If Ayariga had won the parliamentary contest in Bawku, he couldn’t have been President Mills’ spokesman. The job could have fallen on your lap. Unfortunately for the both of you, Ayariga lost the Bawku seat and the President very rightly saw him as the best guy to be speaking for him. Then you were peeved – and justifiably so. I would have been peeved if I were in your shoes. It’s only human. As they say in my village, “Obi nhuhu ma obi nkeka” – meaning that “I won’t blow cold air over a hot slice of roasted yam for you to come and take generous bites.” Why should you help the candidate to win power only for some other guy to come and take up the juicy job?

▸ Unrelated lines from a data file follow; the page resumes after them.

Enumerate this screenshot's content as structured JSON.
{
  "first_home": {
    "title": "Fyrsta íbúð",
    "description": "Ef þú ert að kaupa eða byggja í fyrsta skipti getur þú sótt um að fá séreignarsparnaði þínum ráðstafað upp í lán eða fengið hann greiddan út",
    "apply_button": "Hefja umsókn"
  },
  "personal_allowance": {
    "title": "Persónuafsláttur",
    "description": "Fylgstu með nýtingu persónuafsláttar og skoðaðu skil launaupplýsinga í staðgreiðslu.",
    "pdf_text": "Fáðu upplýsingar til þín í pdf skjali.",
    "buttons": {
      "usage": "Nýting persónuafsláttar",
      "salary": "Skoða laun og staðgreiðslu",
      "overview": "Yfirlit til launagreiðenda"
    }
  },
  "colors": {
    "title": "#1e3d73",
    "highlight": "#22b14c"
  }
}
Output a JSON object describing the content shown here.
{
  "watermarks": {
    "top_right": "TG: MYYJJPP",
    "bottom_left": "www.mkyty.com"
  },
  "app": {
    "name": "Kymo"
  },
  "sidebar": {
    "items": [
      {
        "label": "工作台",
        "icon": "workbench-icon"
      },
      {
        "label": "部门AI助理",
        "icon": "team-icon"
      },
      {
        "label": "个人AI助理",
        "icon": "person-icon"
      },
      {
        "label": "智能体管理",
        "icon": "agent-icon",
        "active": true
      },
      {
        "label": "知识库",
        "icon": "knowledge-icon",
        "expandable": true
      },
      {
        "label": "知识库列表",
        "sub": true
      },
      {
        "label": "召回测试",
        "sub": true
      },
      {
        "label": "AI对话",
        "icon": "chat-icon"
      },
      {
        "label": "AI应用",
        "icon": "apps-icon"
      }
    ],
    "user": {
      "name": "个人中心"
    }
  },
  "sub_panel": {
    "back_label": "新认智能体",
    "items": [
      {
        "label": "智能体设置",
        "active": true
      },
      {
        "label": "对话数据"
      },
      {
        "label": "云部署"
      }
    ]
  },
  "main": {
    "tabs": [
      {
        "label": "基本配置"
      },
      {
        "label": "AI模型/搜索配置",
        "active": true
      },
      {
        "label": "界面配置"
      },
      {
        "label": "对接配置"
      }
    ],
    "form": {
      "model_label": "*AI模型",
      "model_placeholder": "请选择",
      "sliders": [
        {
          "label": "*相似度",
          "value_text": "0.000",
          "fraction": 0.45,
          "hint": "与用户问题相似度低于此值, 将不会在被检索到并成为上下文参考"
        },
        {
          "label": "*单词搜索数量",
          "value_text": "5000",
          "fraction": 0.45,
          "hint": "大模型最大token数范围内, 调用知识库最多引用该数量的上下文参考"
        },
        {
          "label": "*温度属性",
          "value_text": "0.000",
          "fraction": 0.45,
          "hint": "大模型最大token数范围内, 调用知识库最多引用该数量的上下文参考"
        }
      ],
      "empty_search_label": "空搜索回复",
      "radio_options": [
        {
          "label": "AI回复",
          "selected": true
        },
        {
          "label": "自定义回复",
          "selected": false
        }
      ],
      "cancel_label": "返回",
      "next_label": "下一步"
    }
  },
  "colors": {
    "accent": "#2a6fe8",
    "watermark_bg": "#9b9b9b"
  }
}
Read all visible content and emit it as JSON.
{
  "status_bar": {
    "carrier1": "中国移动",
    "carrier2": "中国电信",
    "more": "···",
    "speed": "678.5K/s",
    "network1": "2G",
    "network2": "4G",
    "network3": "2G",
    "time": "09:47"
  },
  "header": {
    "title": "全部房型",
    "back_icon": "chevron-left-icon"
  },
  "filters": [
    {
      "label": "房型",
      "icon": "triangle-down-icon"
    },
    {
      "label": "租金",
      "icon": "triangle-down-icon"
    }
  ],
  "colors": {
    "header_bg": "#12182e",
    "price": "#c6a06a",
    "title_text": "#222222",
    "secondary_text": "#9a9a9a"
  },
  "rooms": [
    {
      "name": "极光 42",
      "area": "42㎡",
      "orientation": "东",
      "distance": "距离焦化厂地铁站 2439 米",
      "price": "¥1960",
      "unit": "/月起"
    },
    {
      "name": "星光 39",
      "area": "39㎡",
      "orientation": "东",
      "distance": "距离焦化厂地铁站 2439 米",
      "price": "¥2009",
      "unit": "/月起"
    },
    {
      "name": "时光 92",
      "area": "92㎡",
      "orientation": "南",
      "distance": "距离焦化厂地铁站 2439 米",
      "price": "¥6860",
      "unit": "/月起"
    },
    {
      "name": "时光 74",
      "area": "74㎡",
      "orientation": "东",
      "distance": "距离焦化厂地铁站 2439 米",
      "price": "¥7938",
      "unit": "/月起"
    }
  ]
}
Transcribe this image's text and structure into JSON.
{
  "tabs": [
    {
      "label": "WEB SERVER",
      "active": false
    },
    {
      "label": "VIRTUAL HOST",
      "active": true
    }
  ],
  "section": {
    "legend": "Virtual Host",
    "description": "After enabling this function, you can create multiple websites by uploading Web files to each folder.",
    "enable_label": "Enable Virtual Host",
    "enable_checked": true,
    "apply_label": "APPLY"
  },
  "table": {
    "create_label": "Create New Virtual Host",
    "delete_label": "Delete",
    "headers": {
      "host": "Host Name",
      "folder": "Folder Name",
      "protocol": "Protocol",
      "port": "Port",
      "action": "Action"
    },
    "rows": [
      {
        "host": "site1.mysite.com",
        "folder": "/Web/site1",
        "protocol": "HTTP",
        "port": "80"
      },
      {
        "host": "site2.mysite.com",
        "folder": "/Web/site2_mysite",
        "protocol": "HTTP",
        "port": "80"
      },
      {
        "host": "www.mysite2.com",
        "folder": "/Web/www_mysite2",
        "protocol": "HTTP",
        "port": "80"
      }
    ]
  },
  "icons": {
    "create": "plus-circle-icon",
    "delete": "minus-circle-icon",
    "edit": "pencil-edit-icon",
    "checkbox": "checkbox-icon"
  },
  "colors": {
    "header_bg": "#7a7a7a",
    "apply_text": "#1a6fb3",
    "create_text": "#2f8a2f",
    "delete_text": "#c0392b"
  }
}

True to human form, you reportedly made your position on this clear in various ways – putting a lot of pressure on the president. In circumstances like these, what’s a man of peace supposed to do? The president came up with a compromise deal by creating an amorphous communications structure which seems to satisfy you quite well. It’s all good for you but it doesn’t help the president to deliver on his promise of a “lean” government.

Mr. Anyidoho, I appreciate your invitation for me to come over to your office to have a look at your job specification. I don’t know whether I want to take that risk. The last time the NDC was in power, some of the people who were ‘invited’ to the Castle came out with “identification haircuts”, their heads shaved with broken bottles. I am scared and I can’t take that risk.

That’s why I have been calling you on the phone to find out if you could just send me your job specification (along with Ayariga’s) by email. None of my calls have been answered. I even left a couple of messages on your ‘Kasapa’ line asking you to get back to me. You didn’t. I suppose you are too busy ‘scanning’ the media. Keep it up! But when you do get the time, please send me the documents because I don’t want to take the risk of coming to the Castle. Not yet. I will come when I am convinced that you are not going to give me an identification haircut and tell me that it is not as bad as what Rawlings’ Castle was noted for.

I’d also be very grateful if you could send me the job specifications for the various ministers at the presidency. Frankly, I consider them to be hangers-on who have added some extra ‘fat’ to the government which was supposed to be lean. I will conclude by insisting, with all the “cobwebs” still in my head, that the government could be leaner than it is now and until it is trimmed further, I will not stop saying that your boss pulled a fast one on us.
I remain,
Citizen Kwamena


PS: Next time you issue a rejoinder to an opinion piece I have written, please do well to let me have a copy. You rather unwisely refused to send me a copy of the one you recently wrote and I was forced to go and beg a friend to let me have one, which I posted on my blogsite. And, hey, if you have time on your hands, please, let’s meet up for a drink sometime soon – probably at Duncan’s in Osu. It’s a neutral venue! Thank you very much. May God make our government leaner so that our nation will become “greater and stronger”, as the president put it on Independence Day.

Click here to visit Ato Kwamena Dadzie’s blogsite
E-mail: ato@atokd.com